Over a 60-year span, the Broncos and the Raiders have collided at a dozen different sites – including former Olympic stadiums (one in Spain), baseball parks in San Francisco and Denver, a football stadium named in honor of an undertaker (Frank Youell), college and high school football fields in Nebraska, Oregon, the state capital of California, a coliseum in Los Angeles and a mausoleum in Oakland.
But on Sunday for the first time since beginning long ago and far away, the Clash of the Abhorred Antagonists will be conducted at “The Death Star."
May the force be with you, Broncos.
The teams have played games in front of 90,000 and 75,000 and 7,000 and 5,000, but the Raiders and the Broncos never have played in front of nobody before Sunday’s game.
The crowd at a Mandalay Bay casino blackjack table will be larger than the gathering at the nearby football edifice.
Welcome to Paradise, Nev.
Under normal circumstances, more than 25,000 Coloradans would travel this weekend to the Broncos’ inaugural game in Las Vegas. Obviously, these times are abnormal. On an afternoon flight this Friday from Denver to Vegas that would have been full a year ago, 84 seats are vacant. Tourists won’t be able to see the Broncos vs. the Raiders or Christina Aguilera, but tickets still are available for the Piff The Magic Dragon act at the Flamingo. Gamblers from Denver can line up at the windows in the world’s largest sportsbook at the Westgate Resort and bet on the Broncos, presently 5-point underdogs, and watch the game on a 20-foot TV screen.
It will not be like the good, and bad, old days of the Broncos-Raiders rivalry.
Oakland-Alameda Coliseum is a relic, and these are not the Broncos and Raiders of the 1977 season – “It’s all over, Fat Man,’’ Tom Jackson told John Madden – and the AFC Championship at Mile High Stadium. This is not 1960 when the Oakland Raiders flummoxed the Broncos across the bay at Candlestick Park. This is not John Elway beating the Raiders 21-10 with 90,153 folks in the L.A. Coliseum in 1986.
This is not a '60s exhibition between the American Football League enemies in North Platte, Neb., or Stockton, California. This is not Mike Shanahan coaching for the Raiders vs. the Broncos or Shanahan coaching the Broncos vs. the Raiders and offering a backup quarterback $200 during warmups if he could hit Al Davis in the back with a pass.
This is not Tim Tebow making his debut as the Broncos’ starting quarterback in Oakland in 2010 and losing 39-23 or returning to the Coliseum the next year and winning 38-24. This is not Peyton Manning defeating the Raiders in all seven games while with the Broncos. In one he led the Broncos to a 47-14 victory.
This is not even the Broncos winning 16-15 last December in Denver.

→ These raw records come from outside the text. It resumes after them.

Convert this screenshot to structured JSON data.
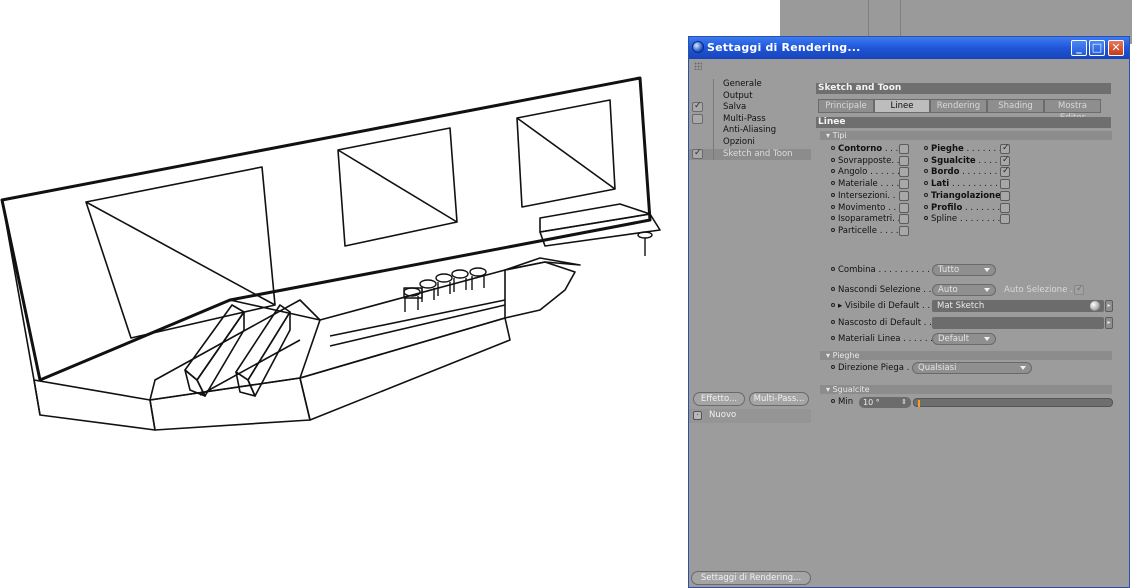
{
  "window": {
    "title": "Settaggi di Rendering..."
  },
  "categories": [
    {
      "label": "Generale",
      "checkbox": false,
      "checked": false
    },
    {
      "label": "Output",
      "checkbox": false,
      "checked": false
    },
    {
      "label": "Salva",
      "checkbox": true,
      "checked": true
    },
    {
      "label": "Multi-Pass",
      "checkbox": true,
      "checked": false
    },
    {
      "label": "Anti-Aliasing",
      "checkbox": false,
      "checked": false
    },
    {
      "label": "Opzioni",
      "checkbox": false,
      "checked": false
    },
    {
      "label": "Sketch and Toon",
      "checkbox": true,
      "checked": true,
      "selected": true
    }
  ],
  "left_buttons": {
    "effetto": "Effetto...",
    "multipass": "Multi-Pass..."
  },
  "post_list": {
    "item": "Nuovo"
  },
  "render_settings_button": "Settaggi di Rendering...",
  "content": {
    "section_title": "Sketch and Toon",
    "tabs": [
      {
        "label": "Principale",
        "active": false
      },
      {
        "label": "Linee",
        "active": true
      },
      {
        "label": "Rendering",
        "active": false
      },
      {
        "label": "Shading",
        "active": false
      },
      {
        "label": "Mostra Editor",
        "active": false
      }
    ],
    "subsection": "Linee",
    "types_group": "Tipi",
    "types_left": [
      {
        "label": "Contorno",
        "dots": " . . .",
        "bold": true,
        "checked": false
      },
      {
        "label": "Sovrapposte",
        "dots": ". .",
        "bold": false,
        "checked": false
      },
      {
        "label": "Angolo",
        "dots": " . . . . . .",
        "bold": false,
        "checked": false
      },
      {
        "label": "Materiale",
        "dots": " . . . .",
        "bold": false,
        "checked": false
      },
      {
        "label": "Intersezioni",
        "dots": ". .",
        "bold": false,
        "checked": false
      },
      {
        "label": "Movimento",
        "dots": " . . .",
        "bold": false,
        "checked": false
      },
      {
        "label": "Isoparametri",
        "dots": ". .",
        "bold": false,
        "checked": false
      },
      {
        "label": "Particelle",
        "dots": " . . . .",
        "bold": false,
        "checked": false
      }
    ],
    "types_right": [
      {
        "label": "Pieghe",
        "dots": " . . . . . . .",
        "bold": true,
        "checked": true
      },
      {
        "label": "Sgualcite",
        "dots": " . . . .",
        "bold": true,
        "checked": true
      },
      {
        "label": "Bordo",
        "dots": " . . . . . . .",
        "bold": true,
        "checked": true
      },
      {
        "label": "Lati",
        "dots": " . . . . . . . . .",
        "bold": true,
        "checked": false
      },
      {
        "label": "Triangolazione",
        "dots": "",
        "bold": true,
        "checked": false
      },
      {
        "label": "Profilo",
        "dots": " . . . . . . .",
        "bold": true,
        "checked": false
      },
      {
        "label": "Spline",
        "dots": " . . . . . . . .",
        "bold": false,
        "checked": false
      }
    ],
    "combina": {
      "label": "Combina",
      "dots": " . . . . . . . . . . . .",
      "value": "Tutto"
    },
    "nascondi": {
      "label": "Nascondi Selezione",
      "dots": " . . .",
      "value": "Auto"
    },
    "auto_selezione": {
      "label": "Auto Selezione",
      "dots": " . .",
      "checked": true
    },
    "visibile": {
      "label": "Visibile di Default",
      "dots": " . . .",
      "value": "Mat Sketch"
    },
    "nascosto": {
      "label": "Nascosto di Default",
      "dots": " . . .",
      "value": ""
    },
    "materiali": {
      "label": "Materiali Linea",
      "dots": " . . . . . . . .",
      "value": "Default"
    },
    "pieghe_group": "Pieghe",
    "direzione": {
      "label": "Direzione Piega",
      "dots": " . .",
      "value": "Qualsiasi"
    },
    "sgualcite_group": "Sgualcite",
    "min": {
      "label": "Min",
      "value": "10 °",
      "slider_fraction": 0.02
    }
  },
  "colors": {
    "titlebar": "#1f55d6",
    "panel": "#9c9c9c",
    "slider_accent": "#f2a11d"
  }
}
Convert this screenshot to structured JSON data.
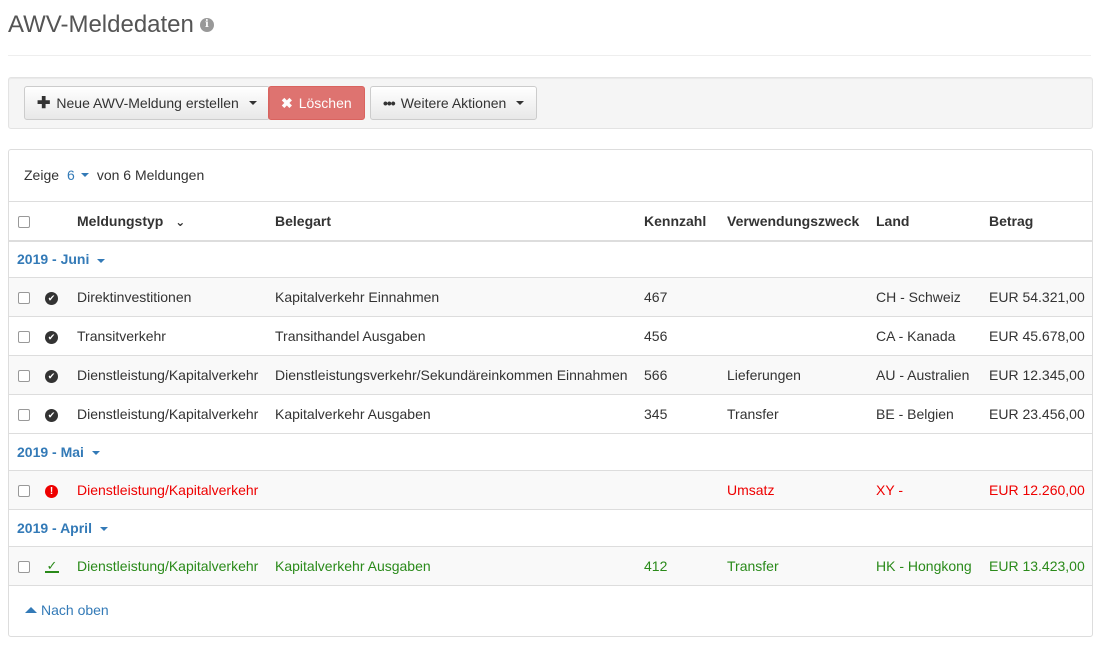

These are not the Orange Crush or No-Fly-Zone Broncos, and these are not the Broncos or the Raiders of Lyle Alzado. These are not the Raiders of The Mad Stork, Ken “The Snake" Stabler and Dave Casper, “The Ghost’’. These are not the Broncos of Frank Tripucka, Randy Gradishar, Rich “Tombstone’’ Jackson or Steve Atwater, the Smiling Assassin.
These are not the Broncos and the Raiders of 121 previous games, 65 won by the Raiders.
Broncos wide receivers Jerry Jeudy and K.J. Hamler weren’t alive when the team won its first two Super Bowls. Drew Lock, who turned 24 on Tuesday, was 2 when Elway played his final game.
Tight end Jason Witten, at 38, is the only Raiders player born before the franchise won its last Super Bowl at the end of the 1983 season.
None of the Raiders know that Al Davis, whose son is current owner Mark Davis, was once introduced before a game to a costumed Darth Vader, and he had no idea who the character was.
Yet Mark, upon viewing Allegiant Stadium upon completion, nicknamed it “The Death Star." He didn’t realize that space station was destroyed twice in the "Star Wars" movies.
Sunday is the start of a new saga in the epic history of the Raiders and the Broncos, AFC originals who eventually reached a combined 13 Super Bowls and won six NFL titles.
This is Episode CXXII and No. 1 in Las Vegas.